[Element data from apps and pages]
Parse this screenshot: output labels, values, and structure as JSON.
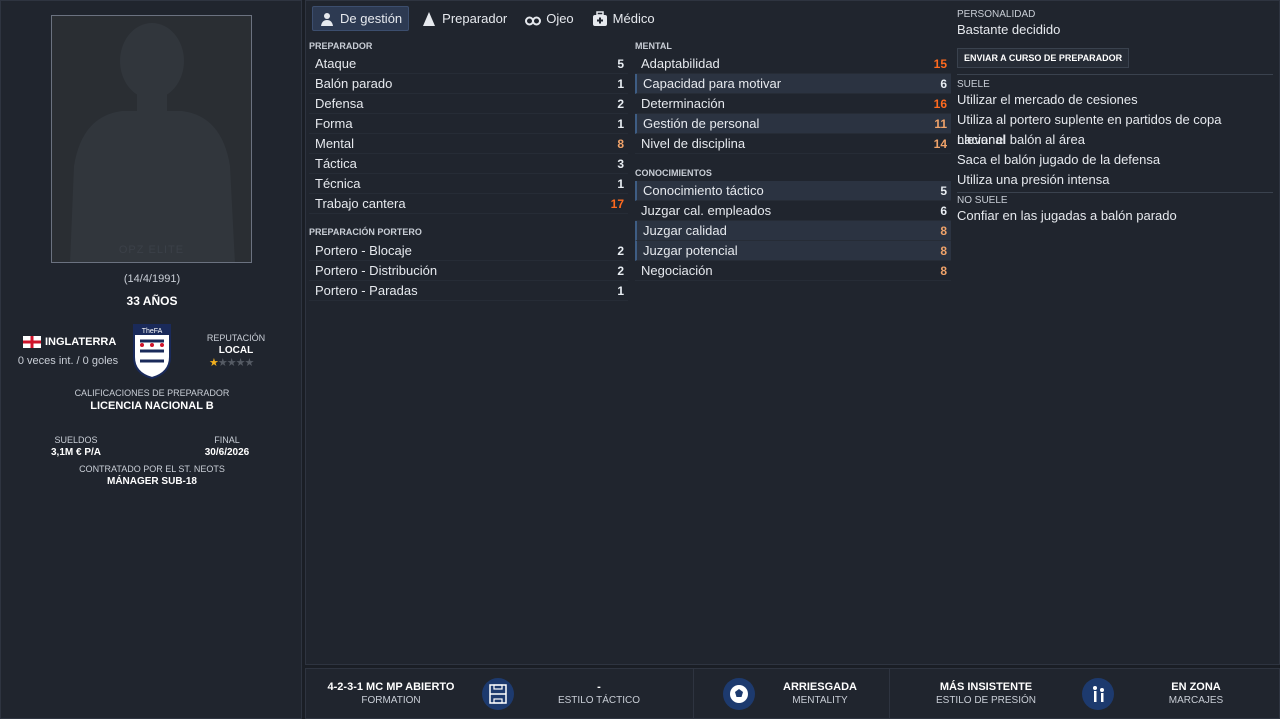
{
  "profile": {
    "photo_watermark": "OPZ ELITE",
    "dob": "(14/4/1991)",
    "age": "33 AÑOS",
    "nation": "INGLATERRA",
    "caps": "0 veces int. / 0 goles",
    "crest_text": "TheFA",
    "rep_label": "REPUTACIÓN",
    "rep_value": "LOCAL",
    "qual_label": "CALIFICACIONES DE PREPARADOR",
    "qual_value": "LICENCIA NACIONAL B",
    "wage_label": "SUELDOS",
    "wage_value": "3,1M € P/A",
    "end_label": "FINAL",
    "end_value": "30/6/2026",
    "contract_label": "CONTRATADO POR EL ST. NEOTS",
    "contract_value": "MÁNAGER SUB-18"
  },
  "tabs": [
    "De gestión",
    "Preparador",
    "Ojeo",
    "Médico"
  ],
  "sections": {
    "coach": "PREPARADOR",
    "gk": "PREPARACIÓN PORTERO",
    "mental": "MENTAL",
    "knowledge": "CONOCIMIENTOS"
  },
  "coach": [
    {
      "n": "Ataque",
      "v": "5"
    },
    {
      "n": "Balón parado",
      "v": "1"
    },
    {
      "n": "Defensa",
      "v": "2"
    },
    {
      "n": "Forma",
      "v": "1"
    },
    {
      "n": "Mental",
      "v": "8"
    },
    {
      "n": "Táctica",
      "v": "3"
    },
    {
      "n": "Técnica",
      "v": "1"
    },
    {
      "n": "Trabajo cantera",
      "v": "17"
    }
  ],
  "gk": [
    {
      "n": "Portero - Blocaje",
      "v": "2"
    },
    {
      "n": "Portero - Distribución",
      "v": "2"
    },
    {
      "n": "Portero - Paradas",
      "v": "1"
    }
  ],
  "mental": [
    {
      "n": "Adaptabilidad",
      "v": "15"
    },
    {
      "n": "Capacidad para motivar",
      "v": "6"
    },
    {
      "n": "Determinación",
      "v": "16"
    },
    {
      "n": "Gestión de personal",
      "v": "11"
    },
    {
      "n": "Nivel de disciplina",
      "v": "14"
    }
  ],
  "knowledge": [
    {
      "n": "Conocimiento táctico",
      "v": "5"
    },
    {
      "n": "Juzgar cal. empleados",
      "v": "6"
    },
    {
      "n": "Juzgar calidad",
      "v": "8"
    },
    {
      "n": "Juzgar potencial",
      "v": "8"
    },
    {
      "n": "Negociación",
      "v": "8"
    }
  ],
  "right": {
    "pers_label": "PERSONALIDAD",
    "pers_value": "Bastante decidido",
    "course_button": "ENVIAR A CURSO DE PREPARADOR",
    "tends_label": "SUELE",
    "tends": [
      "Utilizar el mercado de cesiones",
      "Utiliza al portero suplente en partidos de copa nacional",
      "Llevar el balón al área",
      "Saca el balón jugado de la defensa",
      "Utiliza una presión intensa"
    ],
    "not_label": "NO SUELE",
    "not": [
      "Confiar en las jugadas a balón parado"
    ]
  },
  "footer": {
    "formation": "4-2-3-1 MC MP ABIERTO",
    "formation_label": "FORMATION",
    "style": "-",
    "style_label": "ESTILO TÁCTICO",
    "mentality": "ARRIESGADA",
    "mentality_label": "MENTALITY",
    "press": "MÁS INSISTENTE",
    "press_label": "ESTILO DE PRESIÓN",
    "marking": "EN ZONA",
    "marking_label": "MARCAJES"
  }
}
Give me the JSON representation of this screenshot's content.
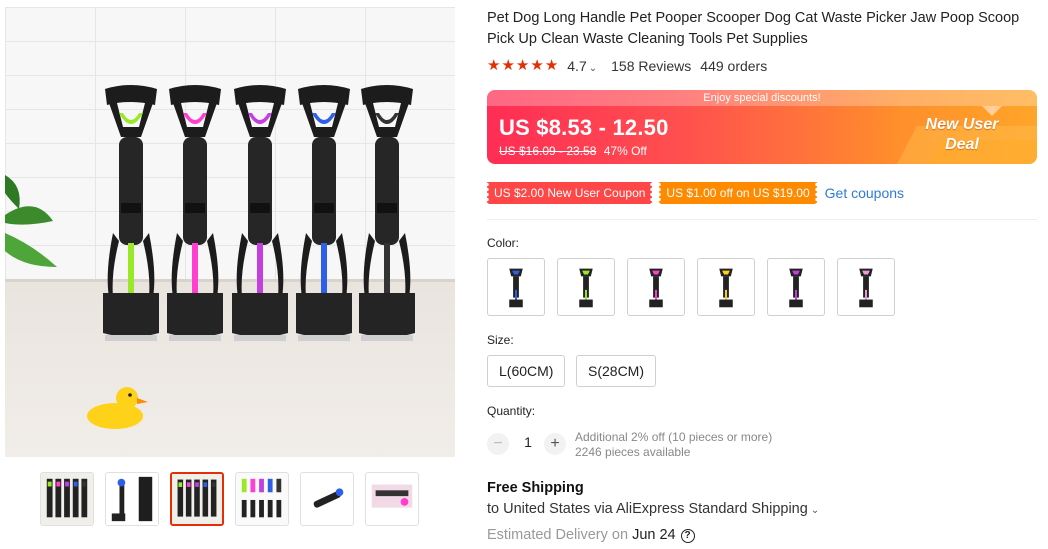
{
  "product": {
    "title": "Pet Dog Long Handle Pet Pooper Scooper Dog Cat Waste Picker Jaw Poop Scoop Pick Up Clean Waste Cleaning Tools Pet Supplies"
  },
  "rating": {
    "stars": 5,
    "value": "4.7",
    "reviews": "158 Reviews",
    "orders": "449 orders",
    "star_color": "#e62e04"
  },
  "price": {
    "banner_top": "Enjoy special discounts!",
    "current": "US $8.53 - 12.50",
    "original": "US $16.09 - 23.58",
    "discount": "47% Off",
    "deal_line1": "New User",
    "deal_line2": "Deal"
  },
  "coupons": {
    "new_user": "US $2.00 New User Coupon",
    "store": "US $1.00 off on US $19.00",
    "get_link": "Get coupons"
  },
  "color": {
    "label": "Color:",
    "options": [
      {
        "name": "blue"
      },
      {
        "name": "green"
      },
      {
        "name": "pink"
      },
      {
        "name": "yellow"
      },
      {
        "name": "purple"
      },
      {
        "name": "light-pink"
      }
    ]
  },
  "size": {
    "label": "Size:",
    "options": [
      "L(60CM)",
      "S(28CM)"
    ]
  },
  "quantity": {
    "label": "Quantity:",
    "minus": "−",
    "plus": "+",
    "value": "1",
    "note_line1": "Additional 2% off (10 pieces or more)",
    "note_line2": "2246 pieces available"
  },
  "shipping": {
    "title": "Free Shipping",
    "to": "to United States via AliExpress Standard Shipping",
    "estimated_label": "Estimated Delivery on",
    "estimated_date": "Jun 24",
    "help": "?"
  },
  "gallery": {
    "tool_colors": [
      "#9be82a",
      "#ff3fcf",
      "#c43fe0",
      "#2f5fe6",
      "#333333"
    ],
    "thumbnails": 6,
    "active_thumbnail": 2
  },
  "colors": {
    "accent": "#e62e04",
    "link": "#2e7bd6",
    "coupon_red": "#ff4747",
    "coupon_orange": "#ff8a00"
  }
}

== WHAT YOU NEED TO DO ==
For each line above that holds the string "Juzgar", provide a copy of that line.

== ANSWER SECTION ==
      "n": "Juzgar cal. empleados",
      "n": "Juzgar calidad",
      "n": "Juzgar potencial",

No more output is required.